Your task:
Lines in which "inst" appears should be pulled from the data below.

Record set:
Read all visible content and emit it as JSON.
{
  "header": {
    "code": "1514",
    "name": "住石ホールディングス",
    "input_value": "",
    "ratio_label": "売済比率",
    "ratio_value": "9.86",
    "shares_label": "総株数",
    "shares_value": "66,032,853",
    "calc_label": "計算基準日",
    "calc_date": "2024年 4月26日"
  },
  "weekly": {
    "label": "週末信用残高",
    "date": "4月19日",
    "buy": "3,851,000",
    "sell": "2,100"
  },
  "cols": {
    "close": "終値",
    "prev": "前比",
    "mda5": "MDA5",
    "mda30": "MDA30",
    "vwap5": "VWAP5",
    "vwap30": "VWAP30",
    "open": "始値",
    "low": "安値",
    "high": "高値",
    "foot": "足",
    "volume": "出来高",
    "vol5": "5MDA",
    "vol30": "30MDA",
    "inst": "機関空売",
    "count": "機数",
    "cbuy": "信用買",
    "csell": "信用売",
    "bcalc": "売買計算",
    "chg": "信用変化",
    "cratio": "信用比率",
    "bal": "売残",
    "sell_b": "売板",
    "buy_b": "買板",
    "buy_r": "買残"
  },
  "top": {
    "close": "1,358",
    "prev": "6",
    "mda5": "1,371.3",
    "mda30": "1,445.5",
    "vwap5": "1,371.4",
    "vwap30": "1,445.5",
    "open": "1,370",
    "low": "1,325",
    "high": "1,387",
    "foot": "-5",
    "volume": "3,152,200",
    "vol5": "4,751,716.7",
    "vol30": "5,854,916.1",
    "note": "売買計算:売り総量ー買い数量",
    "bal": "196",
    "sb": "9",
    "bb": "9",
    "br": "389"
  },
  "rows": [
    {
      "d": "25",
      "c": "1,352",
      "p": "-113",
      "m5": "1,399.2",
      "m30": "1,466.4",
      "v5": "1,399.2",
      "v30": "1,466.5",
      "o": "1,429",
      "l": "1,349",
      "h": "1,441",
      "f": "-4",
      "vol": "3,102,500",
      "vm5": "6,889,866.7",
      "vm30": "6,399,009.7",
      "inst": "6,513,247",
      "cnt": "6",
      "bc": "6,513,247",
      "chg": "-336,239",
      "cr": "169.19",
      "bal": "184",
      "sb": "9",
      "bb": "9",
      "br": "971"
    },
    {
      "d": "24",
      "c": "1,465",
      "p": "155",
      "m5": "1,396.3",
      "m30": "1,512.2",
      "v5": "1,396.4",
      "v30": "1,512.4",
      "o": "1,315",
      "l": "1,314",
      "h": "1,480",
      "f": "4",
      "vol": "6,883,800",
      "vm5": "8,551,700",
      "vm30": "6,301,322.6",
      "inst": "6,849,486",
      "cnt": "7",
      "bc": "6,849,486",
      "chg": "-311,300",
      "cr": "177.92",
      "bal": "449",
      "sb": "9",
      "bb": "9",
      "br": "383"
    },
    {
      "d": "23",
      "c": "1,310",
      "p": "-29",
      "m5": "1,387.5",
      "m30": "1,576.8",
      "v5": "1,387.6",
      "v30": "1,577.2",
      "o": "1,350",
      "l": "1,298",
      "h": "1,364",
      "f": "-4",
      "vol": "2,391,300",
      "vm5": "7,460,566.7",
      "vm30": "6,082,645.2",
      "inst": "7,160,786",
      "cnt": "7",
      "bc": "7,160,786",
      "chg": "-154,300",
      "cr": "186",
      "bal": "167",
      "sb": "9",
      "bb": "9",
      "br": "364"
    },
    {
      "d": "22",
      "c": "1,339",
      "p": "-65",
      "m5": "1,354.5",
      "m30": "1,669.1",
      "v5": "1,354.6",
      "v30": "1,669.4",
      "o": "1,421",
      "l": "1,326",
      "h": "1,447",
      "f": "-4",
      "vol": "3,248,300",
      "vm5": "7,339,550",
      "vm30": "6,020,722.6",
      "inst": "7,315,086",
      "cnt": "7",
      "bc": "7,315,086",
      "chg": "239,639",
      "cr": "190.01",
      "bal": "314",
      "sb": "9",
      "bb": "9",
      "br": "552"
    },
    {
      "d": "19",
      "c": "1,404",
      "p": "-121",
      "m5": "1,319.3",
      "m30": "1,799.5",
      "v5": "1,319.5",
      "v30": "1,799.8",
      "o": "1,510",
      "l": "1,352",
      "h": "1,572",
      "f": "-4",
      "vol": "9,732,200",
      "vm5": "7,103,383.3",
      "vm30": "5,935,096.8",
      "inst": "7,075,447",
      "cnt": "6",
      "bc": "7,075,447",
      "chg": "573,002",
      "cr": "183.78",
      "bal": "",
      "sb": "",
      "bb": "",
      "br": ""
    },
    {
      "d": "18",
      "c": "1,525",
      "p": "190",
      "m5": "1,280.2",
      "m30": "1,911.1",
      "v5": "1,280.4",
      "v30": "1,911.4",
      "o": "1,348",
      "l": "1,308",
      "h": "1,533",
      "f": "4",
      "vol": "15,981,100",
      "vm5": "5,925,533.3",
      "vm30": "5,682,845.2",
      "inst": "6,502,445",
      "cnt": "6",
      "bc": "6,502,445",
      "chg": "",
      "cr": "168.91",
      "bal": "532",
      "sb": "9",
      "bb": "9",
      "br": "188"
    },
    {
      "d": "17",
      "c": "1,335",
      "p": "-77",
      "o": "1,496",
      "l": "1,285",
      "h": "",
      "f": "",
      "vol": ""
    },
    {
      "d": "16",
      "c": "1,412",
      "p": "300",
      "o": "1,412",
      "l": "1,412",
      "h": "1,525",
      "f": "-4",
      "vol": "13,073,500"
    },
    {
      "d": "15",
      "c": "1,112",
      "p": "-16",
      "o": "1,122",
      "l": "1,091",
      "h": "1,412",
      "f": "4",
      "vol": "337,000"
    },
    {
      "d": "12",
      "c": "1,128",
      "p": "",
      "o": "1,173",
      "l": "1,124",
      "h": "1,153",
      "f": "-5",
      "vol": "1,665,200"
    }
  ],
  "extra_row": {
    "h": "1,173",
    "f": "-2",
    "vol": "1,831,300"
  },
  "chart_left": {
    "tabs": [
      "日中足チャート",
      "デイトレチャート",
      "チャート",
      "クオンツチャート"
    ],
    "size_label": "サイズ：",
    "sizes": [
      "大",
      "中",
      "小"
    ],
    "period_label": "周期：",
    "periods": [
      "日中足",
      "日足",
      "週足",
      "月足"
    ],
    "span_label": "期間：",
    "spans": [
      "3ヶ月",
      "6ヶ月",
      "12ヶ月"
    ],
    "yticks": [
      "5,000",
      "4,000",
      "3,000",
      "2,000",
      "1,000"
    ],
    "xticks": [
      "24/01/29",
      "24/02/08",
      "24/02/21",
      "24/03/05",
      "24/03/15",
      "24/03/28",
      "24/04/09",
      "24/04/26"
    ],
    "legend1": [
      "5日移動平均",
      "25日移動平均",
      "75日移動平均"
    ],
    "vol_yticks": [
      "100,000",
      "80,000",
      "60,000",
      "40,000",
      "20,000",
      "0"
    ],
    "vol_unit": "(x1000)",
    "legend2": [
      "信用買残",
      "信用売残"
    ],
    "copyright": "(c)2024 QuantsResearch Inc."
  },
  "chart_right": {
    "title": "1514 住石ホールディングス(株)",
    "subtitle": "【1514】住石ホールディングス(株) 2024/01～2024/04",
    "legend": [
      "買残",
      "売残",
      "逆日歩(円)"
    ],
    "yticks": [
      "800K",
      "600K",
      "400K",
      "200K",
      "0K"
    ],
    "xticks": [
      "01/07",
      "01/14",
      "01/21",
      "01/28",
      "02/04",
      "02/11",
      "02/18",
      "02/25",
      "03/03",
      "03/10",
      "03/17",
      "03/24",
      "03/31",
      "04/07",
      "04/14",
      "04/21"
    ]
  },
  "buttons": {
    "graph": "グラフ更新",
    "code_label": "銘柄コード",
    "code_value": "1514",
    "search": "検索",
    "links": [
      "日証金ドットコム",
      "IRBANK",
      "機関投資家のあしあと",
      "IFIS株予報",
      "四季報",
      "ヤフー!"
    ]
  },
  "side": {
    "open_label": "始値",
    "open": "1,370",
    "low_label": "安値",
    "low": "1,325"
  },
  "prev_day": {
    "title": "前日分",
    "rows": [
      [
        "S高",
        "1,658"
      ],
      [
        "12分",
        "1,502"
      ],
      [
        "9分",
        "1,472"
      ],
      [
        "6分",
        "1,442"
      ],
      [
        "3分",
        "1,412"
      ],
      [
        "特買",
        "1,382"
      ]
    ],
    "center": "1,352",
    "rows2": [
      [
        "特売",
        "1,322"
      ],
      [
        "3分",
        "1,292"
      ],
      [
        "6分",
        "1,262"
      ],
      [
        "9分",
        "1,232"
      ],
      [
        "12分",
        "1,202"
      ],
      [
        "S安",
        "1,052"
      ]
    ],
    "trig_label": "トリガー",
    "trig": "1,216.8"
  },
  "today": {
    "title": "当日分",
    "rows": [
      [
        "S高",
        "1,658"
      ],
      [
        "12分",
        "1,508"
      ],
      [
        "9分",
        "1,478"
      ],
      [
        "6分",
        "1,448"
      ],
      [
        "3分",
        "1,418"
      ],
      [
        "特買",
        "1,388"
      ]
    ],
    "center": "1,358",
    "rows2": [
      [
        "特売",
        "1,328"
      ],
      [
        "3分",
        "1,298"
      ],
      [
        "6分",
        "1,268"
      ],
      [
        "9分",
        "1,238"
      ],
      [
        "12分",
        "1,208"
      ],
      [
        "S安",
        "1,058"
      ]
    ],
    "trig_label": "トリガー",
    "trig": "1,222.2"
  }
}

Written solution:
    "inst": "機関空売",
      "inst": "6,513,247",
      "inst": "6,849,486",
      "inst": "7,160,786",
      "inst": "7,315,086",
      "inst": "7,075,447",
      "inst": "6,502,445",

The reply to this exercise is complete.